Work to complete
Copy out each line of the data below in which the string "éditer" appears.

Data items
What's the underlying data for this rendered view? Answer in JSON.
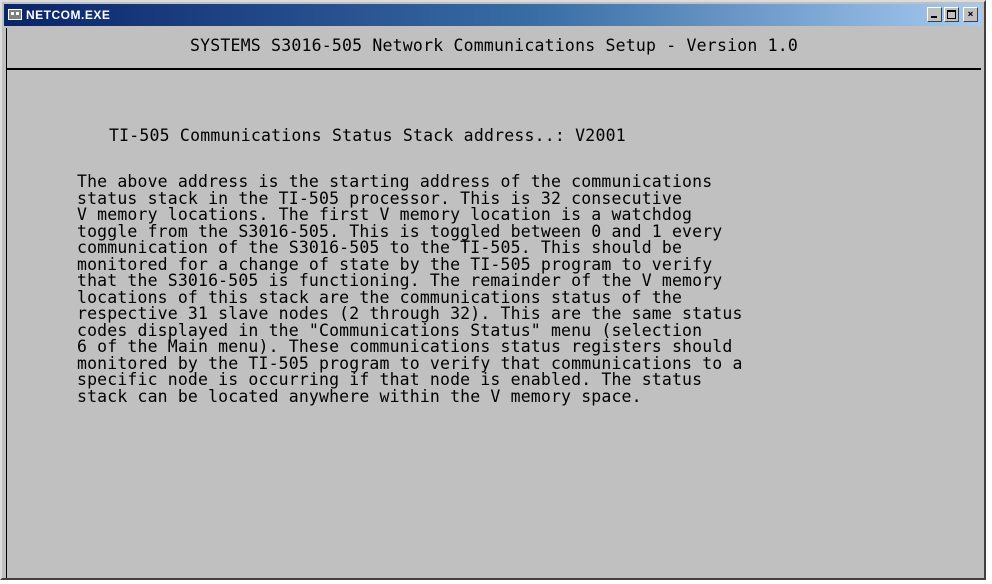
{
  "window": {
    "title": "NETCOM.EXE",
    "buttons": {
      "minimize": "_",
      "maximize": "□",
      "close": "×"
    }
  },
  "console": {
    "header": "SYSTEMS S3016-505 Network Communications Setup - Version 1.0",
    "status_label": "TI-505 Communications Status Stack address..: ",
    "status_value": "V2001",
    "help_lines": [
      "The above address is the starting address of the communications",
      "status stack in the TI-505 processor. This is 32 consecutive",
      "V memory locations. The first V memory location is a watchdog",
      "toggle from the S3016-505. This is toggled between 0 and 1 every",
      "communication of the S3016-505 to the TI-505. This should be",
      "monitored for a change of state by the TI-505 program to verify",
      "that the S3016-505 is functioning. The remainder of the V memory",
      "locations of this stack are the communications status of the",
      "respective 31 slave nodes (2 through 32). This are the same status",
      "codes displayed in the \"Communications Status\" menu (selection",
      "6 of the Main menu). These communications status registers should",
      "monitored by the TI-505 program to verify that communications to a",
      "specific node is occurring if that node is enabled. The status",
      "stack can be located anywhere within the V memory space."
    ]
  },
  "colors": {
    "titlebar_start": "#0a246a",
    "titlebar_end": "#a6caf0",
    "console_bg": "#c0c0c0",
    "console_fg": "#000000"
  }
}
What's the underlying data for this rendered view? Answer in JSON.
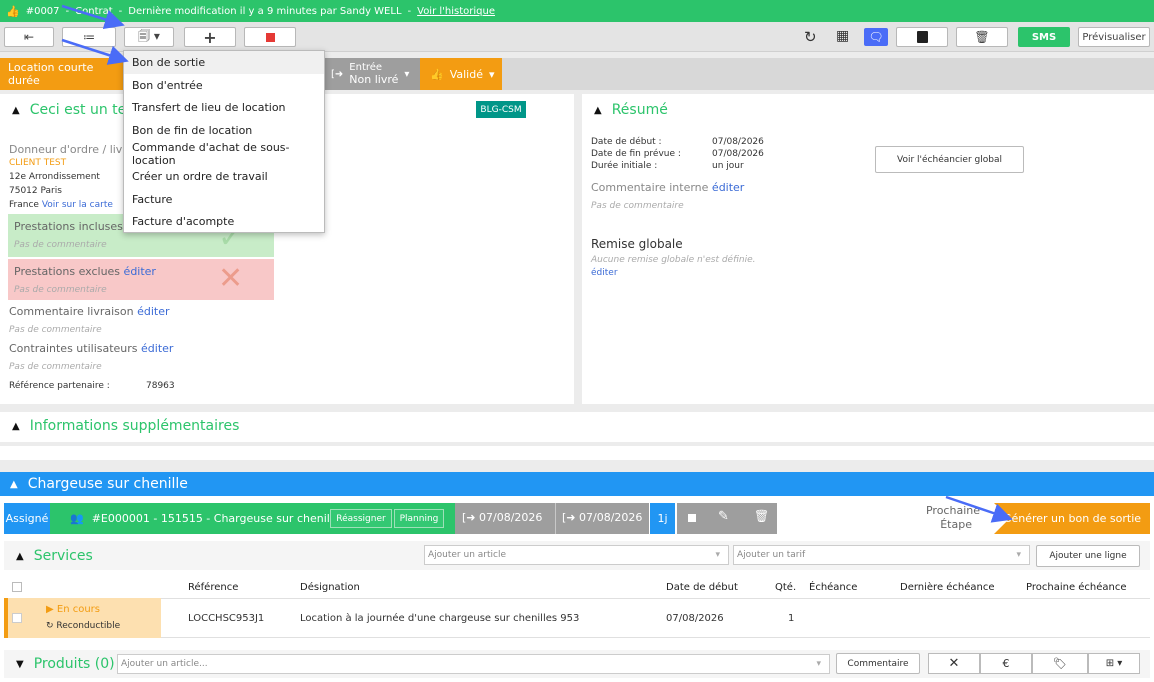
{
  "topbar": {
    "order_number": "#0007",
    "sep": "-",
    "doc_type": "Contrat",
    "modified_text": "Dernière modification il y a 9 minutes par Sandy WELL",
    "history_link": "Voir l'historique"
  },
  "toolbar": {
    "back_icon": "back-arrow-icon",
    "list_icon": "list-icon",
    "doc_icon": "document-icon",
    "add_icon": "plus-icon",
    "stop_icon": "stop-icon",
    "refresh_icon": "refresh-icon",
    "qr_icon": "qr-code-icon",
    "chat_icon": "chat-icon",
    "copy_icon": "copy-icon",
    "trash_icon": "trash-icon",
    "sms_label": "SMS",
    "preview_label": "Prévisualiser"
  },
  "dropdown": {
    "items": [
      "Bon de sortie",
      "Bon d'entrée",
      "Transfert de lieu de location",
      "Bon de fin de location",
      "Commande d'achat de sous-location",
      "Créer un ordre de travail",
      "Facture",
      "Facture d'acompte"
    ]
  },
  "status": {
    "rental_type": "Location courte durée",
    "entry_label": "Entrée",
    "entry_sub": "Non livré",
    "validated_label": "Validé"
  },
  "left_panel": {
    "title": "Ceci est un tes",
    "badge": "BLG-CSM",
    "donneur_label": "Donneur d'ordre / liv",
    "client": "CLIENT TEST",
    "address1": "12e Arrondissement",
    "address2": "75012 Paris",
    "country": "France",
    "map_link": "Voir sur la carte",
    "included_label": "Prestations incluses",
    "included_comment": "Pas de commentaire",
    "excluded_label": "Prestations exclues",
    "excluded_edit": "éditer",
    "excluded_comment": "Pas de commentaire",
    "delivery_label": "Commentaire livraison",
    "delivery_edit": "éditer",
    "delivery_comment": "Pas de commentaire",
    "constraints_label": "Contraintes utilisateurs",
    "constraints_edit": "éditer",
    "constraints_comment": "Pas de commentaire",
    "partner_ref_label": "Référence partenaire :",
    "partner_ref_value": "78963"
  },
  "summary": {
    "title": "Résumé",
    "start_label": "Date de début :",
    "start_value": "07/08/2026",
    "end_label": "Date de fin prévue :",
    "end_value": "07/08/2026",
    "duration_label": "Durée initiale :",
    "duration_value": "un jour",
    "schedule_button": "Voir l'échéancier global",
    "internal_label": "Commentaire interne",
    "internal_edit": "éditer",
    "internal_comment": "Pas de commentaire",
    "discount_title": "Remise globale",
    "discount_note": "Aucune remise globale n'est définie.",
    "discount_edit": "éditer"
  },
  "extra_info": {
    "title": "Informations supplémentaires"
  },
  "machine": {
    "title": "Chargeuse sur chenille",
    "assigned": "Assigné",
    "item_label": "#E000001 - 151515 - Chargeuse sur chenille...",
    "reassign": "Réassigner",
    "planning": "Planning",
    "date_out": "07/08/2026",
    "date_in": "07/08/2026",
    "duration": "1j",
    "next_step_1": "Prochaine",
    "next_step_2": "Étape",
    "generate_button": "Générer un bon de sortie"
  },
  "services": {
    "title": "Services",
    "article_placeholder": "Ajouter un article",
    "tariff_placeholder": "Ajouter un tarif",
    "add_line": "Ajouter une ligne",
    "columns": [
      "Référence",
      "Désignation",
      "Date de début",
      "Qté.",
      "Échéance",
      "Dernière échéance",
      "Prochaine échéance"
    ],
    "row": {
      "status": "En cours",
      "recurrence": "Reconductible",
      "reference": "LOCCHSC953J1",
      "designation": "Location à la journée d'une chargeuse sur chenilles 953",
      "start": "07/08/2026",
      "qty": "1"
    }
  },
  "products": {
    "title": "Produits (0)",
    "placeholder": "Ajouter un article...",
    "comment_button": "Commentaire"
  },
  "colors": {
    "green": "#2cc46b",
    "blue": "#2196f3",
    "orange": "#f39c12",
    "red": "#e53935",
    "teal": "#009688",
    "purple_blue": "#4a6cf7"
  }
}
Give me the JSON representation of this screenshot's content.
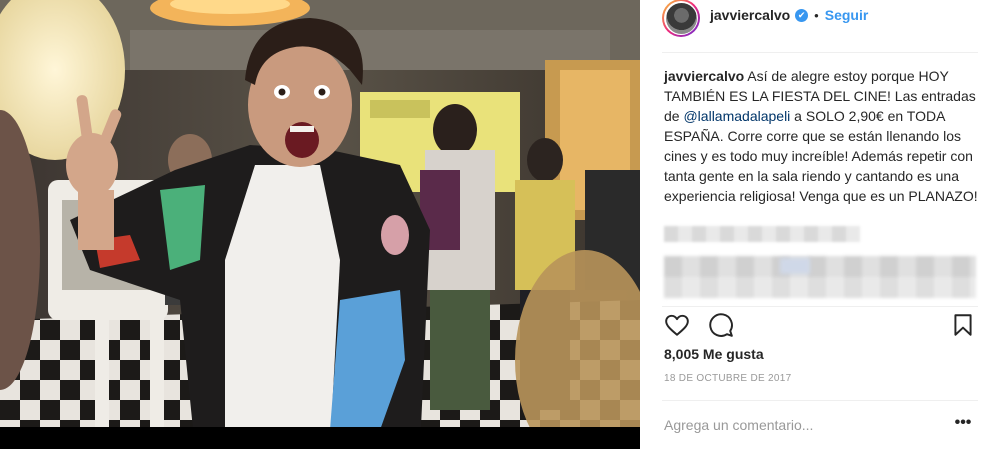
{
  "post": {
    "username": "javviercalvo",
    "verified_mark": "✔",
    "separator": "•",
    "follow_label": "Seguir",
    "caption": {
      "author": "javviercalvo",
      "part1": " Así de alegre estoy porque HOY TAMBIÉN ES LA FIESTA DEL CINE! Las entradas de ",
      "mention": "@lallamadalapeli",
      "part2": " a SOLO 2,90€ en TODA ESPAÑA. Corre corre que se están llenando los cines y es todo muy increíble! Además repetir con tanta gente en la sala riendo y cantando es una experiencia religiosa! Venga que es un PLANAZO!"
    },
    "likes": "8,005 Me gusta",
    "date": "18 DE OCTUBRE DE 2017",
    "comment_placeholder": "Agrega un comentario...",
    "more_label": "•••"
  },
  "icons": {
    "like": "heart-icon",
    "comment": "comment-bubble-icon",
    "save": "bookmark-icon",
    "verified": "verified-badge-icon"
  },
  "colors": {
    "accent": "#3897f0",
    "mention": "#003569",
    "muted": "#999999",
    "text": "#262626",
    "divider": "#efefef"
  }
}
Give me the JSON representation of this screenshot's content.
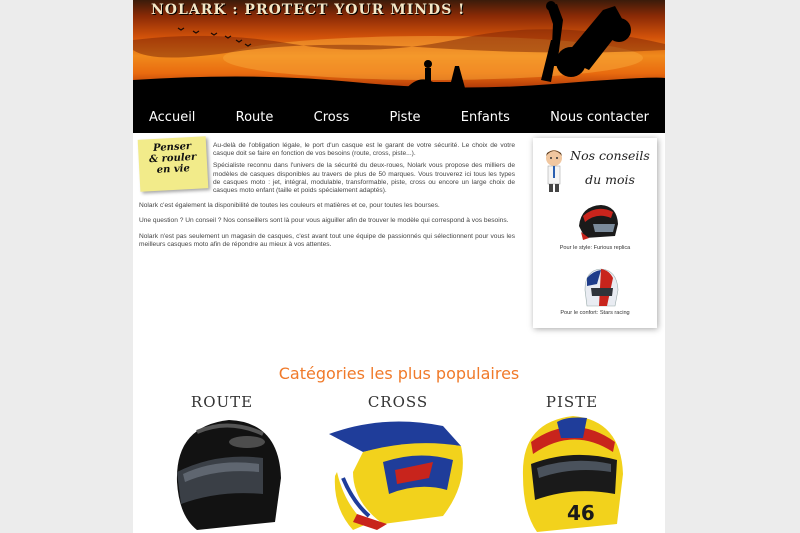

Task answer
    "excluded_edit": "éditer",
    "delivery_edit": "éditer",
    "constraints_edit": "éditer",
    "internal_edit": "éditer",
    "discount_edit": "éditer"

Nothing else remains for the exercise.